### Instructions for the task
Report, as a number alone, how many lines below contain the string "JSON".

### Supplied material
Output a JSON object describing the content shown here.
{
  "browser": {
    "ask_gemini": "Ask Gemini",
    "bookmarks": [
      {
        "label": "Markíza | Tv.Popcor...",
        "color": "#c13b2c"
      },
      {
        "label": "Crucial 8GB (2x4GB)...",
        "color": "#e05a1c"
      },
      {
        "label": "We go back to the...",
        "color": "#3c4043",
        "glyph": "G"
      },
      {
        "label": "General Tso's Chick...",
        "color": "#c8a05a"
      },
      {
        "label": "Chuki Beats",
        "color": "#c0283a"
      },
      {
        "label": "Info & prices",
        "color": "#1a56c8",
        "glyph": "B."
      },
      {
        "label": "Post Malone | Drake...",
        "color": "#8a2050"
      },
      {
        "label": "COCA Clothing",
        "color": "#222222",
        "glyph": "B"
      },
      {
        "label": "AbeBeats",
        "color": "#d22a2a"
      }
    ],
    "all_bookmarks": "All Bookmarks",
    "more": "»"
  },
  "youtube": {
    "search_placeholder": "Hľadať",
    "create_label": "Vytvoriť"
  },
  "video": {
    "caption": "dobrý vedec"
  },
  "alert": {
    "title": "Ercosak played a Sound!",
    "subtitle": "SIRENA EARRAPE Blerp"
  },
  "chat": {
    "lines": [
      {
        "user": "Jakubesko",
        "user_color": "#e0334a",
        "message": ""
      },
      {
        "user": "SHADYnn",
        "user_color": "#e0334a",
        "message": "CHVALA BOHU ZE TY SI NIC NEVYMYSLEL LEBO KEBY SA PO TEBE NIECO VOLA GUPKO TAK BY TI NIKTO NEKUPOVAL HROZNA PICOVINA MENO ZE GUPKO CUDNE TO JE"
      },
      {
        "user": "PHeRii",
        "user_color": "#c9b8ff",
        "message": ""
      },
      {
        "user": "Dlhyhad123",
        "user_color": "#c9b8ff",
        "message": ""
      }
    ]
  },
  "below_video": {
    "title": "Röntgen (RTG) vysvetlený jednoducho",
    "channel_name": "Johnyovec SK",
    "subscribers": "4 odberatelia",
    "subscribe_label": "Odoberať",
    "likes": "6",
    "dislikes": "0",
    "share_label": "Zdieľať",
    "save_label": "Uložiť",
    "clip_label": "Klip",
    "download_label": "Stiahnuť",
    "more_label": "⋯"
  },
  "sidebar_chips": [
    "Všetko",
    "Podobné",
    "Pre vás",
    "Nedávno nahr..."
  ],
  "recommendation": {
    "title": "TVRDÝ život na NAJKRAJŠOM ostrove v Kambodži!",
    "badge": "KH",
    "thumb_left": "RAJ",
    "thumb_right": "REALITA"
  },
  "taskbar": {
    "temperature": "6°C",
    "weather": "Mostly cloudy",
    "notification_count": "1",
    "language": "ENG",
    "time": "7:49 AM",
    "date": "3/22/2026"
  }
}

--

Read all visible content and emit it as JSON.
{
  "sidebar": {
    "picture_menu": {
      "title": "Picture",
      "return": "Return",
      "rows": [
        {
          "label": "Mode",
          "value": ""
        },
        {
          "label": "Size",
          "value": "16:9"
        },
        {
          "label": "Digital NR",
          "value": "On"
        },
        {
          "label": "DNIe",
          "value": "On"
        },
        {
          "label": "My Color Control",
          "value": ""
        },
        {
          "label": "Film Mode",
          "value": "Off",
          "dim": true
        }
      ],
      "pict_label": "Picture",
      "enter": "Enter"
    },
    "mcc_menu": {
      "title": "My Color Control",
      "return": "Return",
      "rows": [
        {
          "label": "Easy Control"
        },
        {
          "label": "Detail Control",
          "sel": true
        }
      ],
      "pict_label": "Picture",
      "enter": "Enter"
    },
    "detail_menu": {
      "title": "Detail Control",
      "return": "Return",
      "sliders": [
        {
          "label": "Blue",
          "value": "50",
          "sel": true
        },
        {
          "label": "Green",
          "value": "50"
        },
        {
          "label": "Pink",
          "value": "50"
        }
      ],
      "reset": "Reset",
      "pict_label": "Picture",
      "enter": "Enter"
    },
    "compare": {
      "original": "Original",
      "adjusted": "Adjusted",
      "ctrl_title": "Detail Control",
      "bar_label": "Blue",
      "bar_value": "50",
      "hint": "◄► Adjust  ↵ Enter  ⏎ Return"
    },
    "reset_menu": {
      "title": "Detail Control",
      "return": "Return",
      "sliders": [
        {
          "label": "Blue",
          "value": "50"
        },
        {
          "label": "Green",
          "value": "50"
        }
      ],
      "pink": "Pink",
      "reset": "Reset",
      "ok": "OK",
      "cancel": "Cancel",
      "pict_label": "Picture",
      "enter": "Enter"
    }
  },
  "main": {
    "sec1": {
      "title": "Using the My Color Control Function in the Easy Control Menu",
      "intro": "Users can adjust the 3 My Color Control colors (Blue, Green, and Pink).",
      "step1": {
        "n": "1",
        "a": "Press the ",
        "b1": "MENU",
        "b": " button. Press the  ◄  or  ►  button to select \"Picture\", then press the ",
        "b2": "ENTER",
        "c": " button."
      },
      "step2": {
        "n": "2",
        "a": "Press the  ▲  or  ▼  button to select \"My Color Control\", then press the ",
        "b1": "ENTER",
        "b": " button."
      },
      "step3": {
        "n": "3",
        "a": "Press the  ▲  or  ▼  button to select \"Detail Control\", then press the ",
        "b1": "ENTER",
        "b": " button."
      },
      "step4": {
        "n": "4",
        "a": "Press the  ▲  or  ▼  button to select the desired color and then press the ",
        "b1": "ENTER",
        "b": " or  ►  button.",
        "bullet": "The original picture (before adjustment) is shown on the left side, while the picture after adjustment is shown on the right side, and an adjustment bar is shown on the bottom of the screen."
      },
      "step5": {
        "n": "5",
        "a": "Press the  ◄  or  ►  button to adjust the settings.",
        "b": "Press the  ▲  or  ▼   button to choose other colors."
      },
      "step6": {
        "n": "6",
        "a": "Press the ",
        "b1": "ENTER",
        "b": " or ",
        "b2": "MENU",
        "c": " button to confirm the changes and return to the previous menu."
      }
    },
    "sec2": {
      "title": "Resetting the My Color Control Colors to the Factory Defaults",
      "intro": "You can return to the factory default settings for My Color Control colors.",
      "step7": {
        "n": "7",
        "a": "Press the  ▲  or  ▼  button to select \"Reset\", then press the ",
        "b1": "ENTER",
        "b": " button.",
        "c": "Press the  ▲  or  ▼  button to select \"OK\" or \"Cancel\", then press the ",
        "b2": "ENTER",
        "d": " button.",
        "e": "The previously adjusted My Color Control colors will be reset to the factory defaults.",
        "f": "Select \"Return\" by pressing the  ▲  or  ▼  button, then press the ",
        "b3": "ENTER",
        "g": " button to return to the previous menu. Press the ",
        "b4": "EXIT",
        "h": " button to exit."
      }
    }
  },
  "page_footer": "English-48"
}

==

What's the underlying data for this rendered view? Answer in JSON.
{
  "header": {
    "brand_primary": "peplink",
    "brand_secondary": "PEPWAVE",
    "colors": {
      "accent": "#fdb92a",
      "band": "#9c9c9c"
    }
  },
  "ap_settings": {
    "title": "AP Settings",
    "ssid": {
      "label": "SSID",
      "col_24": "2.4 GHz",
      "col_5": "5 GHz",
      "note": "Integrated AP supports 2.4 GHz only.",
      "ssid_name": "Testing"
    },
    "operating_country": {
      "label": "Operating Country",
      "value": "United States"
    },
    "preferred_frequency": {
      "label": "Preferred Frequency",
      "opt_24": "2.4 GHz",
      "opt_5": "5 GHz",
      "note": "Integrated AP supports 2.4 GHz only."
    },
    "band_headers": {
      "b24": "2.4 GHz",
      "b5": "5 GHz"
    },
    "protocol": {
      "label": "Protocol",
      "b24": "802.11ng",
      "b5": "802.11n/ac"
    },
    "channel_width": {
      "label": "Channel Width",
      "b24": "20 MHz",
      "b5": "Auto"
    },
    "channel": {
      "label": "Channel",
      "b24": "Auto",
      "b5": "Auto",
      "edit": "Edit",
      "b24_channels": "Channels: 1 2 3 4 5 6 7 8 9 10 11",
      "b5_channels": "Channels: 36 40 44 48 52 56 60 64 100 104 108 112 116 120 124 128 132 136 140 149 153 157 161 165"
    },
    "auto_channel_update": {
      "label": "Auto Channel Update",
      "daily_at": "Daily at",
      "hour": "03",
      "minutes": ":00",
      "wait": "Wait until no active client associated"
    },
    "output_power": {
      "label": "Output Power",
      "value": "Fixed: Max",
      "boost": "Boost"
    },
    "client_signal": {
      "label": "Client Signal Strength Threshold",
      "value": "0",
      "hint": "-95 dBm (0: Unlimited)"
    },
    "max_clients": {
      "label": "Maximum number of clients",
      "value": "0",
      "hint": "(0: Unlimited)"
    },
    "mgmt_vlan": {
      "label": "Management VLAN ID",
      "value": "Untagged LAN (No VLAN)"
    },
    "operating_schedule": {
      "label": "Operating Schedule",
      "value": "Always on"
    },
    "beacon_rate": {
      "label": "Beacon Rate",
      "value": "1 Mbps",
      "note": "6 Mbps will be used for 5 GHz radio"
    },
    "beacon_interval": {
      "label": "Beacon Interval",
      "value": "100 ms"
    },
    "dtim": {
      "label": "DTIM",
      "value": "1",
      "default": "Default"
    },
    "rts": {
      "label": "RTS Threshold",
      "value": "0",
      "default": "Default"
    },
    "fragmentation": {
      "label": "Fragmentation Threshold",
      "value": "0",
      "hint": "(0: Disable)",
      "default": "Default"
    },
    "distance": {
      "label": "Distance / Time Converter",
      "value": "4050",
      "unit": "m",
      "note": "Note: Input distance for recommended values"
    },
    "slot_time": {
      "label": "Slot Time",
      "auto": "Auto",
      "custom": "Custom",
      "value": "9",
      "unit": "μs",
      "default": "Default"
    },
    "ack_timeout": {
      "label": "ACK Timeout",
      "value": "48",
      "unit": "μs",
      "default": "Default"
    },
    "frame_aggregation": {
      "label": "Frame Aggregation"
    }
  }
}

### Exercise result
3